8. Mayfield Lavender Farm
Take a walk around the 25-acre Mayfield Lavender Farm, where organic lavender is grown each year. This is a picture-postcard setting, where you can look up and see a complete blanket of purple. Magical in the summer, but special all year round.
9. Abbotsbury Swannery
Abbotsbury Swannery is a must-visit place for people who love wildlife. It is the world’s only managed colony of nesting mute swans and if you visit in the summer, you’ll be lucky enough to see cygnets hatching. Make sure you pack your zoom lens, so you can take beautiful pictures without having to get too close, as the mothers can get very protective of their babies. Don’t forget to set a shorter shutter speed whilst holding the camera very steady, and consider bringing a monopod or even a tripod to avoid camera shake. You could experiment with black and white photos, which can look very effective.

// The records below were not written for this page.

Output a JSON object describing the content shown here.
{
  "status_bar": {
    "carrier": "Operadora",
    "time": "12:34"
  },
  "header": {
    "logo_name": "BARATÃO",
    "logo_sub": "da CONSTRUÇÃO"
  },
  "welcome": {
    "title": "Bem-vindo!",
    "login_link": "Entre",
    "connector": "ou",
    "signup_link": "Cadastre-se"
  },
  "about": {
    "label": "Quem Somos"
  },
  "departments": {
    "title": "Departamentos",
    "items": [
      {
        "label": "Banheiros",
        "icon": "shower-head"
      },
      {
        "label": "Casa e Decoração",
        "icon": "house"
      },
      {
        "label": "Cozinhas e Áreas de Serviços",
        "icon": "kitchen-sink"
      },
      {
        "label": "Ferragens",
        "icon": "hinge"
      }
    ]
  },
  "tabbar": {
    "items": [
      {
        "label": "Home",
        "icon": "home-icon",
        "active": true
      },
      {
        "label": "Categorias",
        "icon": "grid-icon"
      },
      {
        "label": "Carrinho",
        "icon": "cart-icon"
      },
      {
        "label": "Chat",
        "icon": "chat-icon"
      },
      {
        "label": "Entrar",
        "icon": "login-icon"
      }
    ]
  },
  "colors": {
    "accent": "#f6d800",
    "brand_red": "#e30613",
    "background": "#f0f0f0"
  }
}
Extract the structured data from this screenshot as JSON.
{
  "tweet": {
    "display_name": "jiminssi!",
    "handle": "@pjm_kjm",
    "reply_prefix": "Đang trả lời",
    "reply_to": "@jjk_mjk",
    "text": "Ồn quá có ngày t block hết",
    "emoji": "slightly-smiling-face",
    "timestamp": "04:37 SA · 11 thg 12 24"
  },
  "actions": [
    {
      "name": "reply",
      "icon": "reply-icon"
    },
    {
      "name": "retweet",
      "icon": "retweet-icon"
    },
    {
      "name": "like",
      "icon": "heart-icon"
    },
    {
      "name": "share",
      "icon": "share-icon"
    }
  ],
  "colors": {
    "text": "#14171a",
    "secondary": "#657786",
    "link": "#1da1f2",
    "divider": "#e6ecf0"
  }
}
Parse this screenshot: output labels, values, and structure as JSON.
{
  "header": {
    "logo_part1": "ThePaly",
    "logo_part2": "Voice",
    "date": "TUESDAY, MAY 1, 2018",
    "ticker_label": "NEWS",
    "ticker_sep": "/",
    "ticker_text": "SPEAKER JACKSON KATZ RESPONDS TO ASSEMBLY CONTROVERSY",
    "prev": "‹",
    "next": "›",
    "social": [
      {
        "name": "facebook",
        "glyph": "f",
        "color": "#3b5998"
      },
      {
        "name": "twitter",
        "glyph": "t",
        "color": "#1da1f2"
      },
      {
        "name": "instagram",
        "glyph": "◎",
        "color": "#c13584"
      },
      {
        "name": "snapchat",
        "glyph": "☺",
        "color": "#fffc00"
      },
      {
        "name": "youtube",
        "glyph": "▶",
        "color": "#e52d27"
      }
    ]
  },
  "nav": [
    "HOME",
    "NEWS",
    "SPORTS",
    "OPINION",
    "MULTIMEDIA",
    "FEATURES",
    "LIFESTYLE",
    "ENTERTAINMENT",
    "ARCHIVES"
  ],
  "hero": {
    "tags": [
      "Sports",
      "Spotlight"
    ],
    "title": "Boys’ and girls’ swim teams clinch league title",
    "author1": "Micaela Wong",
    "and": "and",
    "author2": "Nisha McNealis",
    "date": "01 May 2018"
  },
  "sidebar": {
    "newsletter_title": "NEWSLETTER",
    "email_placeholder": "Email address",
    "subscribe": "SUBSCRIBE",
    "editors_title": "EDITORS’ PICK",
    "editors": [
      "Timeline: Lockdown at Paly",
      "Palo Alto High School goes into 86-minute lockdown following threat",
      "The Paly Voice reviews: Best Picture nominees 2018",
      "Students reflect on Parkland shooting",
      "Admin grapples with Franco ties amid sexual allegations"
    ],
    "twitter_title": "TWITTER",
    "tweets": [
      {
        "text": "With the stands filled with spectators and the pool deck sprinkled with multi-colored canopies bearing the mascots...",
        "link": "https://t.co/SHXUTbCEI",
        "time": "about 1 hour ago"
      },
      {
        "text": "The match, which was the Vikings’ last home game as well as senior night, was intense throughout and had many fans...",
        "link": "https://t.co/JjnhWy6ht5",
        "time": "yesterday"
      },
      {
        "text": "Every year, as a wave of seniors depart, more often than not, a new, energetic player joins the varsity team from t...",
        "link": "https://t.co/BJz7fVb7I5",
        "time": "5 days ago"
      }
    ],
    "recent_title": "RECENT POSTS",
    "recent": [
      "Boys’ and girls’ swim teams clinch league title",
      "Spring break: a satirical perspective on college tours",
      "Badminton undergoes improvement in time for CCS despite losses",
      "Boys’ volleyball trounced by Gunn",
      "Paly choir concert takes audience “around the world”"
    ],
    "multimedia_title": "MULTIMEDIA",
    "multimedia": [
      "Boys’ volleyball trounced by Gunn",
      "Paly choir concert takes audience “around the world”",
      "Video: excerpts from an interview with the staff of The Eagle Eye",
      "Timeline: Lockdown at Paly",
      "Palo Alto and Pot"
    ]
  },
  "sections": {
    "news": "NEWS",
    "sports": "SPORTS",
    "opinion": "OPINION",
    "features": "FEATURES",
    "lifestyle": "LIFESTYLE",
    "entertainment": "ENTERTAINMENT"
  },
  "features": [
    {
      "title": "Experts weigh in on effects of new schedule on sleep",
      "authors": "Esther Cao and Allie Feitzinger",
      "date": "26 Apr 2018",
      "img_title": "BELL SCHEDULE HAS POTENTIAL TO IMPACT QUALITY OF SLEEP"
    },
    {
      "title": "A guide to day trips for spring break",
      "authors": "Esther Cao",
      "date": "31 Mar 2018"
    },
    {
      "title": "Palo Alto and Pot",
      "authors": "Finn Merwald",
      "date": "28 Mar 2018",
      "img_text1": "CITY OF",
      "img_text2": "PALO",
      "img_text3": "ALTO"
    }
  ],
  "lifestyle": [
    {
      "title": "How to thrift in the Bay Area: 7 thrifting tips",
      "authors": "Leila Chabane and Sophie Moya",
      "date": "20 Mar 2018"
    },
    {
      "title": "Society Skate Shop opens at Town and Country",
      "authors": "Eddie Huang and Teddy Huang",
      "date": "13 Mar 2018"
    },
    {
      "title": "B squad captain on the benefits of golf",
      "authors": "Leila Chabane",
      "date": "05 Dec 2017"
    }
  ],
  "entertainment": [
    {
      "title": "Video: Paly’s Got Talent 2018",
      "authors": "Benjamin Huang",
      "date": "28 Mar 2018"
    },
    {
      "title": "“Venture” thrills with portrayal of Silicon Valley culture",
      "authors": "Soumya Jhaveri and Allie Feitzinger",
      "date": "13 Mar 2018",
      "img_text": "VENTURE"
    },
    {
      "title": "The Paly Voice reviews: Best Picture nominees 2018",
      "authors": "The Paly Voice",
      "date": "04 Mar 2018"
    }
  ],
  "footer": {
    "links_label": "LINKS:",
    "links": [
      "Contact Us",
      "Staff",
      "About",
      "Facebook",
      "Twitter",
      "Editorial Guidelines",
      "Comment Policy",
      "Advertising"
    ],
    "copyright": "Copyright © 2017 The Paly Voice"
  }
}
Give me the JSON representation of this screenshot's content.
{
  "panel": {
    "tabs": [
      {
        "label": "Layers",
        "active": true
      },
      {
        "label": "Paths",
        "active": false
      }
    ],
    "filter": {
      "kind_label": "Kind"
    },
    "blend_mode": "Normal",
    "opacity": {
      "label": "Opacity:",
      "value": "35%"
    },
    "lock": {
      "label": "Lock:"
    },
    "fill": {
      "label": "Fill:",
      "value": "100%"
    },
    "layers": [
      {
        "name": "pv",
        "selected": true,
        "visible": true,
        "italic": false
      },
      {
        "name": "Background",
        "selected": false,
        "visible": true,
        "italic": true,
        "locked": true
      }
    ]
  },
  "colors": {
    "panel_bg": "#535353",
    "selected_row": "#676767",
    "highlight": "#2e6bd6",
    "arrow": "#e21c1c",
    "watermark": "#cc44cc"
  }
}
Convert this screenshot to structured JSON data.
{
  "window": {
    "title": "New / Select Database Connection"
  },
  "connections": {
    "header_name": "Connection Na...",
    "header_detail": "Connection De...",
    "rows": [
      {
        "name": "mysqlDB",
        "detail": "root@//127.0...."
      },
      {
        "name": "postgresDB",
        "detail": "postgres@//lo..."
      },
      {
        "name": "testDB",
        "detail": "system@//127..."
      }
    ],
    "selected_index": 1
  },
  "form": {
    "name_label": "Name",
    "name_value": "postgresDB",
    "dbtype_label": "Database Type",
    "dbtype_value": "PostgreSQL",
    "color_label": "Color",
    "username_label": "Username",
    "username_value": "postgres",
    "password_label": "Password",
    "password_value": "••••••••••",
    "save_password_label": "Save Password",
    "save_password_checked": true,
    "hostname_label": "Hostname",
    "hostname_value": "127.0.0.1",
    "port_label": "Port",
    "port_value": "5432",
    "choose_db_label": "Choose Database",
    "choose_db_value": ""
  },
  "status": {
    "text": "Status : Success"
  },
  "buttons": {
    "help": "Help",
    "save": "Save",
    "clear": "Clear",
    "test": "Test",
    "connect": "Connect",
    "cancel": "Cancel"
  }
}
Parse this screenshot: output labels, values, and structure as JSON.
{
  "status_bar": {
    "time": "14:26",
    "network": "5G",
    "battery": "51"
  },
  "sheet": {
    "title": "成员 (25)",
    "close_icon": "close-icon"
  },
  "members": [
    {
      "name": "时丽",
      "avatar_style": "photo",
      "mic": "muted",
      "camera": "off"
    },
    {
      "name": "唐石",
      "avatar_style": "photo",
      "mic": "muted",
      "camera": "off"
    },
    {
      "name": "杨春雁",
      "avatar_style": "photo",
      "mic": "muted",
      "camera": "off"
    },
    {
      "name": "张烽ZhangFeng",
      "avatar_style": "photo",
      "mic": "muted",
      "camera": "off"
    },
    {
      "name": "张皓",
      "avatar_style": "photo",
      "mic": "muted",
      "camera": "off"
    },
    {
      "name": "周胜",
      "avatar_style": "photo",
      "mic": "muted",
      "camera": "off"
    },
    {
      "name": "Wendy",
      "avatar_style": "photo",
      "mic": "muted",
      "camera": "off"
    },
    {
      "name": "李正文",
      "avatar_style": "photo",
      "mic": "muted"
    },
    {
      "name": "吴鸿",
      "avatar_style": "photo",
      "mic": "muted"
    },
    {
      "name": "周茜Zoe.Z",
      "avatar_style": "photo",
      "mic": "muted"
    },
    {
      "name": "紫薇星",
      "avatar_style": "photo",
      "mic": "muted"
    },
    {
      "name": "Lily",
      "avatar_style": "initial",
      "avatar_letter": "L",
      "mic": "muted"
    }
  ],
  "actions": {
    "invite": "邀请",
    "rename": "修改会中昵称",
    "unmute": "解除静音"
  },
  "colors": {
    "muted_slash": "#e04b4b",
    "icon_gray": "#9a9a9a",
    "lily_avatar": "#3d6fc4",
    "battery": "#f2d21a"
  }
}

10. Longleat Safari and Activity Park
Image by Steve Walker on Flickr
Enjoy this unique opportunity to get close to wild animals, without having to leave the country! This is the UK’s number one safari park, with lions, tigers, elephants, rhinos, gorillas, hippos, monkeys and much more. It’s the perfect place to get some great wildlife photographs. As many of the African animals are seen from your car, we’d recommend that you make sure your windows are clean, both inside and out before you visit. This will allow you to easily photograph through them. Then, hold your camera as close to the window as possible, to minimise reflections.
11. Richmond Park
Image by Caroline Granycombe on Flickr
Richmond Park, a Royal Park, is a national nature reserve on the outskirts of London. Deer have been roaming freely here for almost 500 years and there are now around 600 red and fallow deer to be spotted. Be careful not to disturb the deer, especially during rutting season, however with a zoom lens there are lots of opportunities to get a good picture.
12. Farne Islands
This set of 15-20 islands, just off the coast of Northumberland, is a popular habitat for many different species of wildlife. You’ll be amazed by the vast numbers of colourful puffins you’ll be able to see, with around 37,000 pairs. Consider planning your visit between mid-April and late July to see the largest numbers. However, don’t miss the grey seal colony either, with around 1,000 pups born every autumn, from late October. See our guide to photographing seabirds for some advice.
Are there any places you recommend for the perfect photo in the UK? Where are you heading this year? Leave us your favourite suggestions below or tweet us @wextweets